DURHAM — These days, comics are serious business. A medium that started a century or so ago as single-frame amusements in newspapers back pages has matured into a form with million-dollar collectibles, graphic novels about AIDS, alienation and war, and even academic appreciation.
It encompasses a whole universe now that has nothing to do with funny, said Will Hansen, a curator of rare books and manuscripts at Duke University.
Hansen was on a scholarly panel talking about comics or, as he put it, narrative sequential art at the Durham County Librarys Southwest Branch on Sunday afternoon. It was the closing event of a two-day Comics Fest that included workshops on creating comics for kids and grownups, a talk by a best-selling author of graphic novels and the panel on which Duke and UNC scholars discussed comics evolution and their recognition as cultural products deserving serious attention.
There is a lot bigger range (of comics) that is available than there was 10, 20 years ago, said Patrick Holt, a Comics Fest organizer who writes a newsletter on comics for the librarys website (nextreads.com). Now, there are lots of different kinds of stories in a medium once dominated by superheroes such as Batman and Superman, he said.
Its not just comics changing, its peoples attitudes about comics, said Amy Godfrey, a childrens librarian at the Southwest Branch and one of the Comics Fest organizers.
There are certain formats and certain genres academic libraries traditionally did not collect, said Kirill Tolpygo, UNC librarian for Slavic and East European Resources. Something like comics or childrens books were not in the purview, and thats changed a lot.
For one thing, the comics have been established as objects of value, Hansen said: First editions of Spiderman and Superman go for $1 million.
For another, comics have evolved. From newspaper funny pages, publishers expanded the form into a superhero boom with serial booklets on newsprint in the 1930s, said Ben Boling, a UNC graduate student. Those spun off other comic genres such as westerns and science fiction.
Sara Appel, a Duke graduate student, said comics represent a kind of working-class literature ... always associated with kids and sort of lowbrow. But, delving into comic books, she found women writers used the form to address feminist issues in the 1970s.
Appel said shes particularly interested in present-day upward mobility stories told in comic form, such as a graphic novel about a teenage single mother trying to get into a community college.
You dont have to have any formal education or training to create or engage with this literature, she said. Its such an accessible medium.
In an earlier program Sunday, cartoonist Nate Powell talked about his own career. Powell has written or illustrated several books that have sold heavily and won critical acclaim, such as Swallow Me Whole, about a mentally ill teenager, The Silence of Our Friends, about a black youngster growing up in 1960s Texas, and Any Empire, about nationalism and military violence ... and the way its woven itself into our culture.

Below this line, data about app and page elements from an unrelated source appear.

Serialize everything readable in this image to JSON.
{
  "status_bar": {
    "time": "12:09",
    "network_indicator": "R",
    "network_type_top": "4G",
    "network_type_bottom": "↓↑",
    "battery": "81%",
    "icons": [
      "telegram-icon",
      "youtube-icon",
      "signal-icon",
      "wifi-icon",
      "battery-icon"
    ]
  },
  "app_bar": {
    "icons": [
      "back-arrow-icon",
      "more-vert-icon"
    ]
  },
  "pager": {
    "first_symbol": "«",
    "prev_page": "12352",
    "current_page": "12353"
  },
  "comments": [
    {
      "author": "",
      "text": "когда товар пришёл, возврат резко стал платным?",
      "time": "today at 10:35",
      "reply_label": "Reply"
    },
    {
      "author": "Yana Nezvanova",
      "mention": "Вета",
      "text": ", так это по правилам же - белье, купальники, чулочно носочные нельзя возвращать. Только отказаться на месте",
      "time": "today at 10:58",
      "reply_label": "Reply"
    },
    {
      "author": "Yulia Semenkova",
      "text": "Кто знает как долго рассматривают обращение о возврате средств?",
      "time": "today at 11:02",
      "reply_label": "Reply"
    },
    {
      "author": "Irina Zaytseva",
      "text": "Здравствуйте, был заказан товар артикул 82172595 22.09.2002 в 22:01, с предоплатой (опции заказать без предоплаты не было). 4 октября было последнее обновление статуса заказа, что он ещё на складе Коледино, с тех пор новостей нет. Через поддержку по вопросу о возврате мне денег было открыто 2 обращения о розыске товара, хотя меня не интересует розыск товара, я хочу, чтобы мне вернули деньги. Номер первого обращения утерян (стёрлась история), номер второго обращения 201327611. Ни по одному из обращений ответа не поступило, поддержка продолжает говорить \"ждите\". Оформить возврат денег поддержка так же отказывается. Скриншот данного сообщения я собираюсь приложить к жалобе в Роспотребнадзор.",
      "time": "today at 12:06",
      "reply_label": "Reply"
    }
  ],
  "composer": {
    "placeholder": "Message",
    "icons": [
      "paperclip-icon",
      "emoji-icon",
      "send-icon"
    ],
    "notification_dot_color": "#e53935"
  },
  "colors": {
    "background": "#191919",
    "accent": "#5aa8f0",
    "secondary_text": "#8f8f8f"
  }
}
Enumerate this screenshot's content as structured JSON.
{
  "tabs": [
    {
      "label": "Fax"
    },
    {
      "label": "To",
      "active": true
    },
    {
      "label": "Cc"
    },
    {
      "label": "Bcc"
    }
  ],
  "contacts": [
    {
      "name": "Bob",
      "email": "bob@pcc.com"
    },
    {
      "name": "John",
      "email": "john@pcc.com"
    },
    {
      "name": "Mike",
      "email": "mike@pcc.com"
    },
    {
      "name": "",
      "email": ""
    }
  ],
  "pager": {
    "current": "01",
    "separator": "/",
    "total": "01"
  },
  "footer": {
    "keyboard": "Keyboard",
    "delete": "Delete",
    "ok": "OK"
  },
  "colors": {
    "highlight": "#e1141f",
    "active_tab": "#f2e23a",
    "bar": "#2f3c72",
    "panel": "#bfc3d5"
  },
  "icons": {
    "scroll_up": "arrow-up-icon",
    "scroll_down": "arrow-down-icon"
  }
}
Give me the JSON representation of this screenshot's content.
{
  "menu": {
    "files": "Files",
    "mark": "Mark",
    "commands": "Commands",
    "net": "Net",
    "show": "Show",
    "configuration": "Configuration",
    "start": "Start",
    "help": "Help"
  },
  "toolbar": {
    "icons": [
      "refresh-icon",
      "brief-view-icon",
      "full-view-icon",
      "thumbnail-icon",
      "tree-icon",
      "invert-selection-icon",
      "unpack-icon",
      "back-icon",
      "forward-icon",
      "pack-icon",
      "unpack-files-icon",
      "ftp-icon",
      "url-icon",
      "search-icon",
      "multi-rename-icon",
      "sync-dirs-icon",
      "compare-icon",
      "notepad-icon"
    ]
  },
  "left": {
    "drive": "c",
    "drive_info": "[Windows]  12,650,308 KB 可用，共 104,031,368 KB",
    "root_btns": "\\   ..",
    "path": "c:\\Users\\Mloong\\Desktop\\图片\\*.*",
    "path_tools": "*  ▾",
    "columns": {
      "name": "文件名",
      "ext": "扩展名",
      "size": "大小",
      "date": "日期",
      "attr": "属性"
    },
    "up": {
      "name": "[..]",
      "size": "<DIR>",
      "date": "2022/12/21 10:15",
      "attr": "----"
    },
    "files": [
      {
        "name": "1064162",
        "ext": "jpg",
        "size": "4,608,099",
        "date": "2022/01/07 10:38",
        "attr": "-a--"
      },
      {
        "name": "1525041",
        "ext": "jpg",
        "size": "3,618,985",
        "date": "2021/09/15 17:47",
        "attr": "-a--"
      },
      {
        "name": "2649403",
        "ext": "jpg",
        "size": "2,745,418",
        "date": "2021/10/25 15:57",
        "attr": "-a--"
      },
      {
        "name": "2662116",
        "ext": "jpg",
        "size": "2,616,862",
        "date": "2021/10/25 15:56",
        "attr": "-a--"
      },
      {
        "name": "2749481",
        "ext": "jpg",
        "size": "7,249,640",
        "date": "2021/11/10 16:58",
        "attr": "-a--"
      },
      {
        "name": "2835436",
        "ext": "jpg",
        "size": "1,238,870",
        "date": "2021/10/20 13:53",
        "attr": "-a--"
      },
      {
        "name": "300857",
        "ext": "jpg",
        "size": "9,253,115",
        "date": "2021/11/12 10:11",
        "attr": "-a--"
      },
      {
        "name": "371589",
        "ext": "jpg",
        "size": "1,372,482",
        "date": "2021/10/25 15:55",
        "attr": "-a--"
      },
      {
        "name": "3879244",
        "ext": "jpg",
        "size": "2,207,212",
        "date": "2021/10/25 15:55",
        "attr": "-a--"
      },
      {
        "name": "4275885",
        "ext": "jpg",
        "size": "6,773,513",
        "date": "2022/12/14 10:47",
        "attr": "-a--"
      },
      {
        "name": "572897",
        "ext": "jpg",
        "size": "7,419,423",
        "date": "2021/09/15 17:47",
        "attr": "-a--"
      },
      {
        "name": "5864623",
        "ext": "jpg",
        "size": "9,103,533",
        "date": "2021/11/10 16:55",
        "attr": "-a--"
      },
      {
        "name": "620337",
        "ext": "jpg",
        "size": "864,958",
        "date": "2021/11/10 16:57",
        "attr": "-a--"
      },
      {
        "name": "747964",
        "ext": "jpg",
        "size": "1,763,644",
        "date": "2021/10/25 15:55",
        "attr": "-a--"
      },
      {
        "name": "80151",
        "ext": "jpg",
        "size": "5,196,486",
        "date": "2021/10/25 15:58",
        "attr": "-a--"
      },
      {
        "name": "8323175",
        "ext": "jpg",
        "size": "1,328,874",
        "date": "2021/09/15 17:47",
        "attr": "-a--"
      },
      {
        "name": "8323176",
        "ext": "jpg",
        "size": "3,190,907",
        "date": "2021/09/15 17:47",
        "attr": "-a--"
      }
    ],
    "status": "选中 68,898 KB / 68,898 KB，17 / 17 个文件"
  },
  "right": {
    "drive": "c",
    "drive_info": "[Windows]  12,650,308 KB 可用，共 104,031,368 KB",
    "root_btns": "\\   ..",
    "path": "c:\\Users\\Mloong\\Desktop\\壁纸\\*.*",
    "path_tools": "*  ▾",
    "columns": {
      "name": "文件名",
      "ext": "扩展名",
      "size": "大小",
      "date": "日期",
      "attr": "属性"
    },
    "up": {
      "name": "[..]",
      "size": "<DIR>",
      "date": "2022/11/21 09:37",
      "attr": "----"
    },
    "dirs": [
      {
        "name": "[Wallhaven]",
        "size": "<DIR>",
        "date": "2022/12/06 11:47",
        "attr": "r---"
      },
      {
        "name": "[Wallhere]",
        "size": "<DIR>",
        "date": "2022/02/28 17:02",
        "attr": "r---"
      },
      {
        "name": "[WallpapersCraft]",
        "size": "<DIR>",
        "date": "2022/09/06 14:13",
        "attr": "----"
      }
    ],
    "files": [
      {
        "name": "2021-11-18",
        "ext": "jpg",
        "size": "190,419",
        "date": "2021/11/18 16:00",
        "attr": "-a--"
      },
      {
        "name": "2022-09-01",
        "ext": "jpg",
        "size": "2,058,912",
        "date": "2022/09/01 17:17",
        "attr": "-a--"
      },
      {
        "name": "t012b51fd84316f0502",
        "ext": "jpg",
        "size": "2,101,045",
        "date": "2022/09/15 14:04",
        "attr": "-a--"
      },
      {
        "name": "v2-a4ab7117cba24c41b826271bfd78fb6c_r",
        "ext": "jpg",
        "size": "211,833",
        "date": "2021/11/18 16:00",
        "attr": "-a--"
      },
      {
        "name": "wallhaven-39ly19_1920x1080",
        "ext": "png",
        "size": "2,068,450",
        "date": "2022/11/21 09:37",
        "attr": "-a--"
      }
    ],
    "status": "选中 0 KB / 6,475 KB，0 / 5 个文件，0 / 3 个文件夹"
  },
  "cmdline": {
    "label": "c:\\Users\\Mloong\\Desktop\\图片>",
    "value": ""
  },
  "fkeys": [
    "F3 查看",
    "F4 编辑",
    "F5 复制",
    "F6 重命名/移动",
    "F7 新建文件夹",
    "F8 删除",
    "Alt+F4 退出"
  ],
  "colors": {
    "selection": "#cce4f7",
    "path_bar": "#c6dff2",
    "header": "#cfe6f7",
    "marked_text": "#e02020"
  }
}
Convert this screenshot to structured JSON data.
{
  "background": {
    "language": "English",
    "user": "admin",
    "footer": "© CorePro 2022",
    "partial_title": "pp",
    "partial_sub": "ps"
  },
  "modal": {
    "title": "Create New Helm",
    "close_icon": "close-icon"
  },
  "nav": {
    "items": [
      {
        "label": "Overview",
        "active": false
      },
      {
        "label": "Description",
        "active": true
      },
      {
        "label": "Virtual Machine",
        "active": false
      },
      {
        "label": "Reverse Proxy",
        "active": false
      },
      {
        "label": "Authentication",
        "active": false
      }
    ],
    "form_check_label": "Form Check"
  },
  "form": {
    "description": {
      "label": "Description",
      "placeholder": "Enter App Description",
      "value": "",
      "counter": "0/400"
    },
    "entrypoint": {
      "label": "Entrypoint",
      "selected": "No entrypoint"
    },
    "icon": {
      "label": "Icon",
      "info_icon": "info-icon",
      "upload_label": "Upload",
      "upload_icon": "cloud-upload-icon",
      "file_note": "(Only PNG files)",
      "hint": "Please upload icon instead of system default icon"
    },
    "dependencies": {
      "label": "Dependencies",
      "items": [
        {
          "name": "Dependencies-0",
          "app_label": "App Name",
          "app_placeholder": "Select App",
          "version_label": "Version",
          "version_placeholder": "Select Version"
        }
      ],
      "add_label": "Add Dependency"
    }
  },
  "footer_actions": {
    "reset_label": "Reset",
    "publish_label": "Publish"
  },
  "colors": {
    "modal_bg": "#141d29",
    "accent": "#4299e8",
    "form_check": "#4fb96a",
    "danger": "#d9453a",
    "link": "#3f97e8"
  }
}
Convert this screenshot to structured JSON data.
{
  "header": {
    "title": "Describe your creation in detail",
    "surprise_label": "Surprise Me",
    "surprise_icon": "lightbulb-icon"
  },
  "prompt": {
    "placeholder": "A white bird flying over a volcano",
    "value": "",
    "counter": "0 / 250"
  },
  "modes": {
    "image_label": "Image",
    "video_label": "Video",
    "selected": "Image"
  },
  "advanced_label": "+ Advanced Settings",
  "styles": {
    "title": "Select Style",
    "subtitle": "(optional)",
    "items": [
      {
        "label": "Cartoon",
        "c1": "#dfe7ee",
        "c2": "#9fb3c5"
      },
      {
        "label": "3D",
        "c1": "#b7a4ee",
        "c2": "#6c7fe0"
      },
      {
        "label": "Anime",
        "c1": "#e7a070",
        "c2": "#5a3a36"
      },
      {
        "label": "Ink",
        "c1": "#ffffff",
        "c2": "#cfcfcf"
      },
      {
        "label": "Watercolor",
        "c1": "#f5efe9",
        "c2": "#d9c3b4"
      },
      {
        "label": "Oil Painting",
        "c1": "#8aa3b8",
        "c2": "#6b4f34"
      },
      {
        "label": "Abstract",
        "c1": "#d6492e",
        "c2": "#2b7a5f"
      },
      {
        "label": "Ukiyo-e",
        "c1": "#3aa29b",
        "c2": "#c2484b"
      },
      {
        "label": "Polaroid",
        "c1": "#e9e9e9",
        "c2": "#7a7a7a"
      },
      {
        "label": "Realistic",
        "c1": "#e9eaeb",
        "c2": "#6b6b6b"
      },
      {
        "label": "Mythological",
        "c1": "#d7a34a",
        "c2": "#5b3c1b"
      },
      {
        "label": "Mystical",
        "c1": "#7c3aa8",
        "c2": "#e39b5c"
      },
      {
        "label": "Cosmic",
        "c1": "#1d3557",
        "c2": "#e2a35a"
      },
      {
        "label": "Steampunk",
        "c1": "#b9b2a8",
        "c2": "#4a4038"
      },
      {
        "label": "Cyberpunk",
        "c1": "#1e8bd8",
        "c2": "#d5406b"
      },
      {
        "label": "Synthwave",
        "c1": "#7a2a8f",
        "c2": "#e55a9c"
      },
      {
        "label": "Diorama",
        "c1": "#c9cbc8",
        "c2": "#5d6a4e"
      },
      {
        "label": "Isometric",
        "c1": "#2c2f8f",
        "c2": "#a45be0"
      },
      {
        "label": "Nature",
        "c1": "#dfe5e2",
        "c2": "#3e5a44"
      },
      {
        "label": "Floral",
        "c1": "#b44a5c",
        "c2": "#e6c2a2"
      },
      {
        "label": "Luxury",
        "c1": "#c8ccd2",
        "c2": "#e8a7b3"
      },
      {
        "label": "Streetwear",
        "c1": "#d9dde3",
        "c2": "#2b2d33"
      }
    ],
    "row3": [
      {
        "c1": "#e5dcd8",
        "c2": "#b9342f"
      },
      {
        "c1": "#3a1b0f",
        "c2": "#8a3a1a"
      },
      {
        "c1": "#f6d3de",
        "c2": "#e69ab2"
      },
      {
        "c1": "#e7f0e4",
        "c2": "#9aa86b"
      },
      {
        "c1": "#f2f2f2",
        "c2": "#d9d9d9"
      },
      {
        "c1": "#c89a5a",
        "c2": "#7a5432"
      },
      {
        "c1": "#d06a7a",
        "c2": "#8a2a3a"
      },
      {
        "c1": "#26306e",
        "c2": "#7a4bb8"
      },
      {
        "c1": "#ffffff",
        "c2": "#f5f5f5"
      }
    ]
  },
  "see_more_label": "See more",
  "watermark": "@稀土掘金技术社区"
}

The characters in his books are kids, he said, but the things I write and draw are for adults.